Easier Said than Done

Undoing Hearing Privilege in Deaf Studies

  • Noel O'Connell Trinity College Dublin
Keywords: hearing privilege, Deaf studies, deaf people, hearing people, hearingness, audism


Although Deaf Studies has made a significant contribution to research on oppression, there has been little attempt at sensitizing hearing students to issues of power and privilege within the field. A major reason for this lapse is the manifestation and maintenance of hearing privilege within Deaf Studies. Most Deaf Studies courses tend to discuss oppression as problems affecting deaf people, thereby neglecting to explore the advantages of hearing-abled people due to that oppression. The workings of hearing privilege are rarely problematized in Deaf Studies teaching and research because it is invisible, normalized, and structurally embedded. In this study, the author argues for the importance of incorporating the concepts of both oppression and hearing privilege into Deaf Studies programs. If there is an expectation to study oppression, then hearing students and academics of Deaf Studies need to be prepared to explore the concept of hearing privilege. The author discusses and reflects upon his experiences of delivering social justice workshops to hearing people within the field of Deaf Studies. He contends that bringing hearing privilege into debate within Deaf Studies can enable hearing people to become aware of their privilege and take responsibility for challenging inequality.

Author Biography

Noel O'Connell, Trinity College Dublin

Noel O'Connell, PhD, is a deaf social justice scholar and academic advocate interested in matters concerning the human rights of deaf people. He is currently a Visiting Research Fellow at Trinity College Dublin, Ireland. He earned his PhD degree in 2013 and has published widely on the sociology of deaf education, sign language, sign language interpreting, autoethnography, ethnodrama, teaching sign language, and disability studies.

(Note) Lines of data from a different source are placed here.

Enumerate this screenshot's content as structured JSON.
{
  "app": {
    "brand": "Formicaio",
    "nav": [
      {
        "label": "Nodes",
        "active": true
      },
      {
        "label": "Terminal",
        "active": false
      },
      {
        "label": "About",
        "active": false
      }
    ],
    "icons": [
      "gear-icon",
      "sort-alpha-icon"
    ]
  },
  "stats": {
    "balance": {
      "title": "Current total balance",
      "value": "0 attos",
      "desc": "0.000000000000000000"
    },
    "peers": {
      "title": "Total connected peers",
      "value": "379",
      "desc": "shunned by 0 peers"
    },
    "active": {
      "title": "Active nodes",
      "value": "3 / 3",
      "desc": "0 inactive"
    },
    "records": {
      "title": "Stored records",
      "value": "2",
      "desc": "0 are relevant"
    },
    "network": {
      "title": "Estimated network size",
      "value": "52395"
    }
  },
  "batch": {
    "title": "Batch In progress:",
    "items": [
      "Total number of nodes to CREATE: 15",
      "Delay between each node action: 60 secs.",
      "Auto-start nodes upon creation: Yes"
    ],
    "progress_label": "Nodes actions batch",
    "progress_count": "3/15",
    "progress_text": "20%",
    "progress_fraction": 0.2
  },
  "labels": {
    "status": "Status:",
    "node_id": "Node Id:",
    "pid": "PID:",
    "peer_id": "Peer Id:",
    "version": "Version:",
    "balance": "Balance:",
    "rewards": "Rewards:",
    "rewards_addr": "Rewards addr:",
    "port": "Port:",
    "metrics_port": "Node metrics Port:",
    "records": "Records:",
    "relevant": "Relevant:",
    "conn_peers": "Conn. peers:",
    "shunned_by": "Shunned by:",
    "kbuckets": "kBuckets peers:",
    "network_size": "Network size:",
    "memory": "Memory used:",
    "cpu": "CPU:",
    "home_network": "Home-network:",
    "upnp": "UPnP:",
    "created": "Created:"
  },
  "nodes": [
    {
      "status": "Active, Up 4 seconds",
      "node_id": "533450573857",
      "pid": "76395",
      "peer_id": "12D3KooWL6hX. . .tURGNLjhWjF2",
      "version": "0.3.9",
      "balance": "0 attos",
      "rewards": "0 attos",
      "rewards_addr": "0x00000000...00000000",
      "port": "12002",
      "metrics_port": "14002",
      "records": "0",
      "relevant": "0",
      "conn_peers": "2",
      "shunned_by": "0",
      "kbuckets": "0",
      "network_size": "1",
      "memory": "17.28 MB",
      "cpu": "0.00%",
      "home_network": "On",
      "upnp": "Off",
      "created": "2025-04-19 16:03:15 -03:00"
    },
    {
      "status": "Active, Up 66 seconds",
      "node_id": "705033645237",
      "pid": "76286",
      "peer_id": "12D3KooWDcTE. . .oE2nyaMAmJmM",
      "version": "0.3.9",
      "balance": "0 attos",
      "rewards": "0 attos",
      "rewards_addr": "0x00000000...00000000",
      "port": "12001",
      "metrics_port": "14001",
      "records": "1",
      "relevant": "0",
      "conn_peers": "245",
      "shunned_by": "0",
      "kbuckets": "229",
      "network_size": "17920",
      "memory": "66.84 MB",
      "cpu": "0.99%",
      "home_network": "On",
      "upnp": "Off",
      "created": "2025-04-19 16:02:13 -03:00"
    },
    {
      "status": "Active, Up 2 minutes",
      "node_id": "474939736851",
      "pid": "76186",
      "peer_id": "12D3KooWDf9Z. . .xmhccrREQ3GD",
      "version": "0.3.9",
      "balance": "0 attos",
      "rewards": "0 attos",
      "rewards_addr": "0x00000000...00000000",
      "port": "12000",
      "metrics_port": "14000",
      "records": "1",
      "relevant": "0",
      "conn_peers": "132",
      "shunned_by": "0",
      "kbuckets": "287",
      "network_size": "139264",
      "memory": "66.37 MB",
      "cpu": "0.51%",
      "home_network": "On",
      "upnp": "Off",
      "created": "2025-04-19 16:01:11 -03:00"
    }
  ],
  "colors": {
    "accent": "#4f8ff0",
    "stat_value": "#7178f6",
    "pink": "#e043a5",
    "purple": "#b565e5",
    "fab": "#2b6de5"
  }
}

Contact him at: oconneno@tcd.ie

How to Cite
O’Connell, N. (2021). Easier Said than Done. Understanding and Dismantling Privilege, 11(2), 22-45. Retrieved from https://www.wpcjournal.com/article/view/21278